What’s stranger than random Japanese workout videos? Japanese workout videos seemingly motivated by American imperialism and the fear of being mugged by two strangely emasculated, overweight American men.

In this most recent YouTube gem, scenes of overjoyed Japanese women getting their workout on is interspersed between scenes of said armed robbery. But what makes this all the more disturbing is the narration of the stereotypical let’s-get-in-shape line-up of the exercisers. In each scene, the women are chanting the different responses to their abductors. Things like “spare me my life” and “take anything you want.”

And just in case you make it out of the robbery alive, the video teaches you how to approach an English-speaking police officer and tell him “I was robbed by two men.”

If this video doesn’t make you squirm on the half acre your ancestors stole, I don’t know what will.

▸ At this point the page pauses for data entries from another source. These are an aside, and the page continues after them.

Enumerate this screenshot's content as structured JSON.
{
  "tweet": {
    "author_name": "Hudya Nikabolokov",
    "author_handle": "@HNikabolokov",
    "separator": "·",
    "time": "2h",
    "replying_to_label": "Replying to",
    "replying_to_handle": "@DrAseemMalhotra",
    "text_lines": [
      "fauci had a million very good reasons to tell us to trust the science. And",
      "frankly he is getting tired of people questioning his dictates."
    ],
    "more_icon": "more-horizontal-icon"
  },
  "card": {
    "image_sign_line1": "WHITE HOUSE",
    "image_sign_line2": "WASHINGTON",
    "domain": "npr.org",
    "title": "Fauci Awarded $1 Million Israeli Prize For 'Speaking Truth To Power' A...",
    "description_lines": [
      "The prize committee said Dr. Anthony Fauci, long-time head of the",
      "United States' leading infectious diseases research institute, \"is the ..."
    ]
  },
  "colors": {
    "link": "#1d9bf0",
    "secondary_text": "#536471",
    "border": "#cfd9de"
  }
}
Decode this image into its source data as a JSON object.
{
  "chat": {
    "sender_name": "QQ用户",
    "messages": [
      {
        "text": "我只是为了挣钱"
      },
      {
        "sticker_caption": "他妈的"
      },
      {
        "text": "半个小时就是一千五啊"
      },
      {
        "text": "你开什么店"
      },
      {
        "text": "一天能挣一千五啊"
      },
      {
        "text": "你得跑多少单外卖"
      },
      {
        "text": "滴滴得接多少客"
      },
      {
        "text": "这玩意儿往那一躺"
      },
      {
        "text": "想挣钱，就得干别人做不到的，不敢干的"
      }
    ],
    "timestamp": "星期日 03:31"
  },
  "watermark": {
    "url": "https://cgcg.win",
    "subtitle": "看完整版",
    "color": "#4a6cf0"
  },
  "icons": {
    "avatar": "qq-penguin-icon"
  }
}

Chris Gaerig

– See this and The Statement’s other videos of the week at
youtube.com/user/michigandaily

Trend of the week

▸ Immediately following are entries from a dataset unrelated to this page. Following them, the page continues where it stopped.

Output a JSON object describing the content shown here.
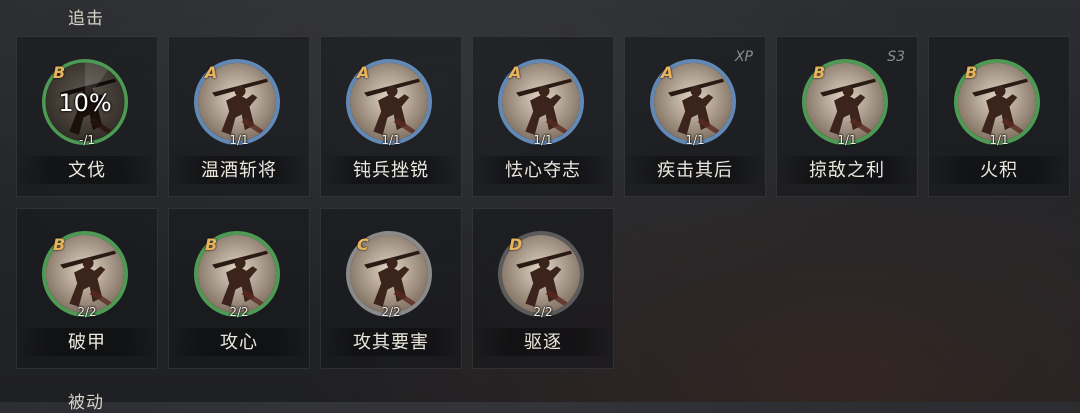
{
  "sections": {
    "top_label": "追击",
    "bottom_label": "被动"
  },
  "colors": {
    "grade": "#e8b35a",
    "ring_green": "#4e9a55",
    "ring_blue": "#6289b6",
    "ring_gray": "#8a8a8a",
    "ring_dark": "#5b5b5b"
  },
  "skills": [
    {
      "name": "文伐",
      "grade": "B",
      "uses": "-/1",
      "ring": "green",
      "cooldown": "10%",
      "cooldown_progress": 0.1,
      "tag": ""
    },
    {
      "name": "温酒斩将",
      "grade": "A",
      "uses": "1/1",
      "ring": "blue",
      "tag": ""
    },
    {
      "name": "钝兵挫锐",
      "grade": "A",
      "uses": "1/1",
      "ring": "blue",
      "tag": ""
    },
    {
      "name": "怯心夺志",
      "grade": "A",
      "uses": "1/1",
      "ring": "blue",
      "tag": ""
    },
    {
      "name": "疾击其后",
      "grade": "A",
      "uses": "1/1",
      "ring": "blue",
      "tag": "XP"
    },
    {
      "name": "掠敌之利",
      "grade": "B",
      "uses": "1/1",
      "ring": "green",
      "tag": "S3"
    },
    {
      "name": "火积",
      "grade": "B",
      "uses": "1/1",
      "ring": "green",
      "tag": ""
    },
    {
      "name": "破甲",
      "grade": "B",
      "uses": "2/2",
      "ring": "green",
      "tag": ""
    },
    {
      "name": "攻心",
      "grade": "B",
      "uses": "2/2",
      "ring": "green",
      "tag": ""
    },
    {
      "name": "攻其要害",
      "grade": "C",
      "uses": "2/2",
      "ring": "gray",
      "tag": ""
    },
    {
      "name": "驱逐",
      "grade": "D",
      "uses": "2/2",
      "ring": "dark",
      "tag": ""
    }
  ]
}
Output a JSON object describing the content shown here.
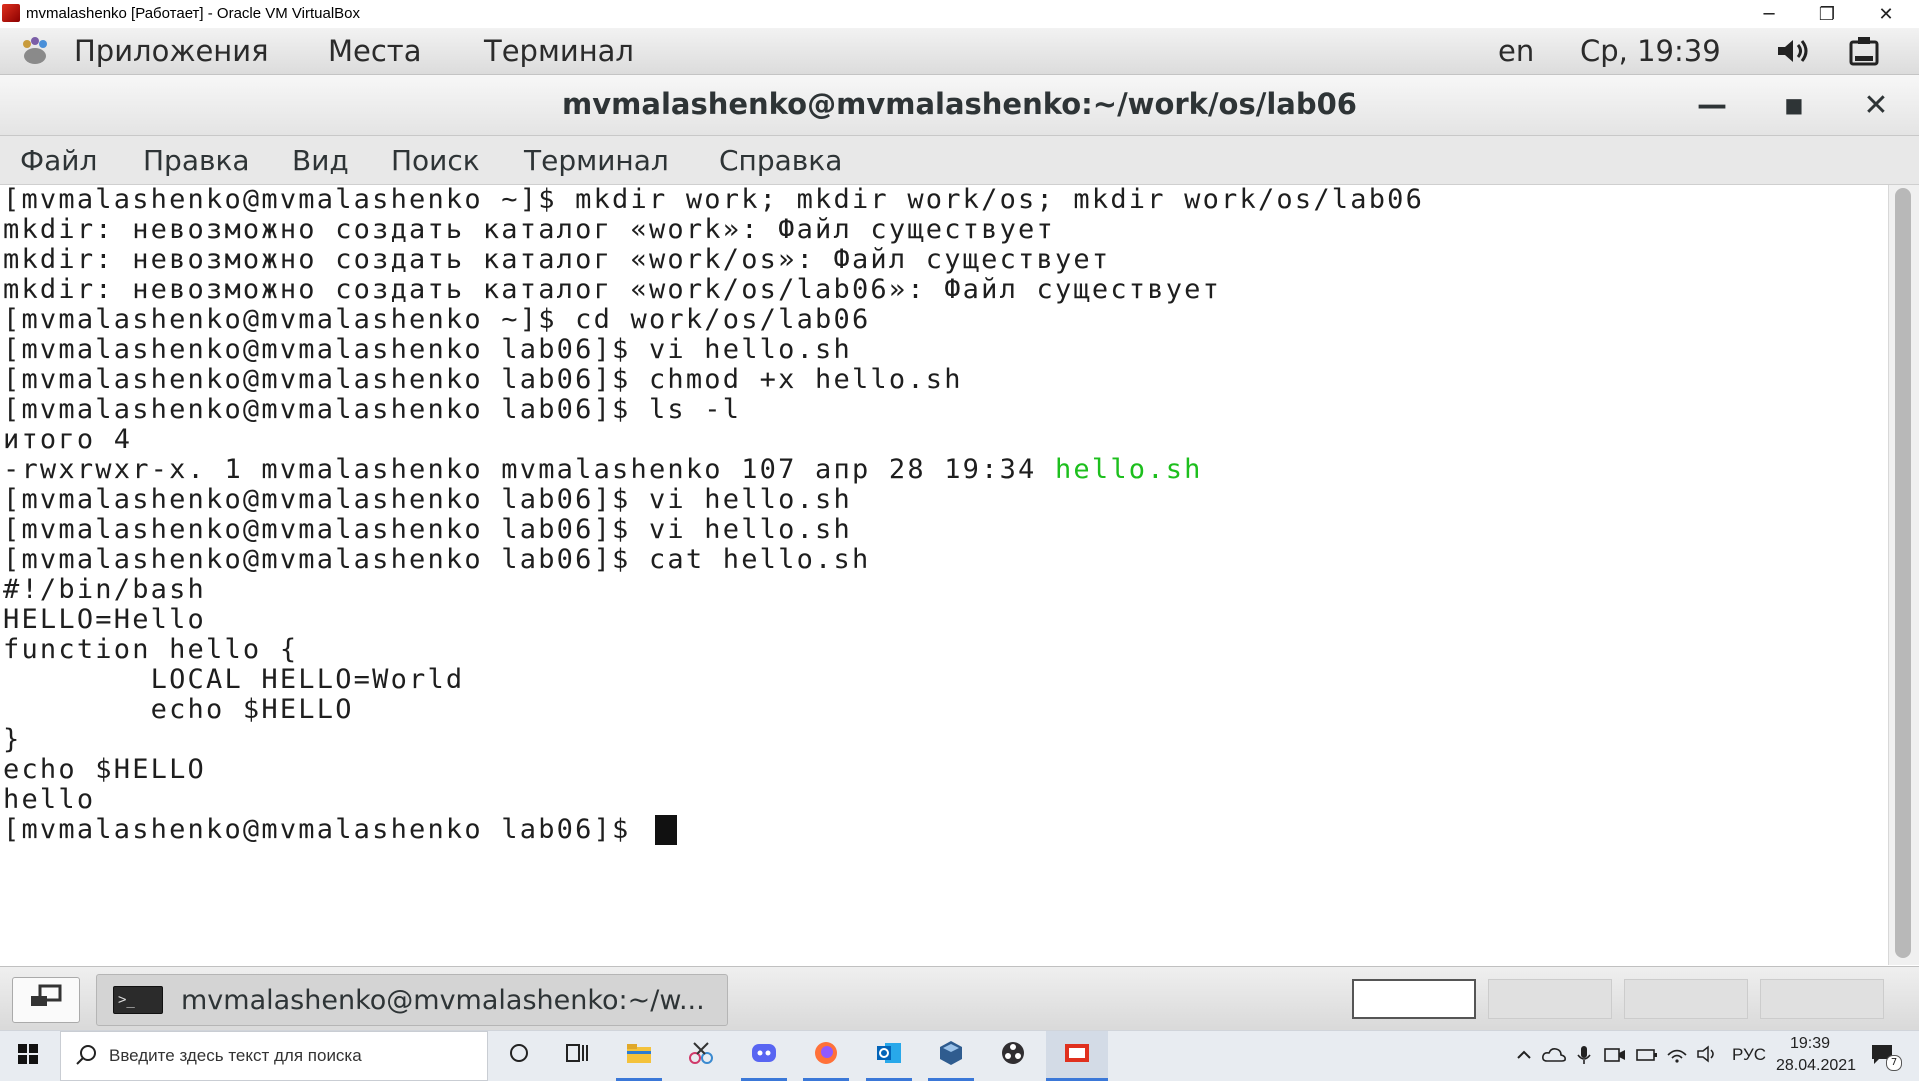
{
  "vbox": {
    "title": "mvmalashenko [Работает] - Oracle VM VirtualBox",
    "minimize": "─",
    "restore": "❐",
    "close": "✕"
  },
  "gnome_panel": {
    "apps": "Приложения",
    "places": "Места",
    "terminal": "Терминал",
    "lang": "en",
    "clock": "Ср, 19:39"
  },
  "terminal_window": {
    "title": "mvmalashenko@mvmalashenko:~/work/os/lab06",
    "minimize": "—",
    "maximize": "■",
    "close": "✕",
    "menu": [
      "Файл",
      "Правка",
      "Вид",
      "Поиск",
      "Терминал",
      "Справка"
    ]
  },
  "terminal": {
    "lines": [
      "[mvmalashenko@mvmalashenko ~]$ mkdir work; mkdir work/os; mkdir work/os/lab06",
      "mkdir: невозможно создать каталог «work»: Файл существует",
      "mkdir: невозможно создать каталог «work/os»: Файл существует",
      "mkdir: невозможно создать каталог «work/os/lab06»: Файл существует",
      "[mvmalashenko@mvmalashenko ~]$ cd work/os/lab06",
      "[mvmalashenko@mvmalashenko lab06]$ vi hello.sh",
      "[mvmalashenko@mvmalashenko lab06]$ chmod +x hello.sh",
      "[mvmalashenko@mvmalashenko lab06]$ ls -l",
      "итого 4",
      "-rwxrwxr-x. 1 mvmalashenko mvmalashenko 107 апр 28 19:34 ",
      "[mvmalashenko@mvmalashenko lab06]$ vi hello.sh",
      "[mvmalashenko@mvmalashenko lab06]$ vi hello.sh",
      "[mvmalashenko@mvmalashenko lab06]$ cat hello.sh",
      "#!/bin/bash",
      "HELLO=Hello",
      "function hello {",
      "        LOCAL HELLO=World",
      "        echo $HELLO",
      "}",
      "echo $HELLO",
      "hello",
      "[mvmalashenko@mvmalashenko lab06]$ "
    ],
    "ls_filename": "hello.sh",
    "filename_color": "#1dbf1d"
  },
  "bottom_panel": {
    "task_label": "mvmalashenko@mvmalashenko:~/w...",
    "task_icon_text": ">_"
  },
  "win_taskbar": {
    "search_placeholder": "Введите здесь текст для поиска",
    "lang": "РУС",
    "time": "19:39",
    "date": "28.04.2021",
    "notif_count": "7"
  }
}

Games of Risk and strategery and The New York Times edit page

Random wikipedia article of the week

Evil genius

“The Evil Genius is an archetype or even a caricature that is a recurring staple in certain genres of fiction, particularly comic books, spy fiction, action films and cartoons. From Wile E. Coyote to Professor Moriarty, the evil genius is a common adversary and foil of the hero.

As the term suggests, evil geniuses are characters of great intelligence who choose to use their knowledge for antisocial ends. To qualify as an evil genius, one must use cunning to craft complex plots that cause havoc and destruction; criminal tendencies are a must. Their schemes often hinge on mundane details that heroes can exploit, foiling their plots at the climax of the story.

Evil geniuses have commonly had difficult childhoods. They may have been orphans or witnessed their parents’ horrible deaths. Ironically, this is often the origin of many superheroes. Normally, this is used to contrast them from superheroes. It implies that there is nothing different from the hero, and the villain, except a single choice. When humor is involved they are often simply the victim of bullying.

Leave a comment

Your email address will not be published.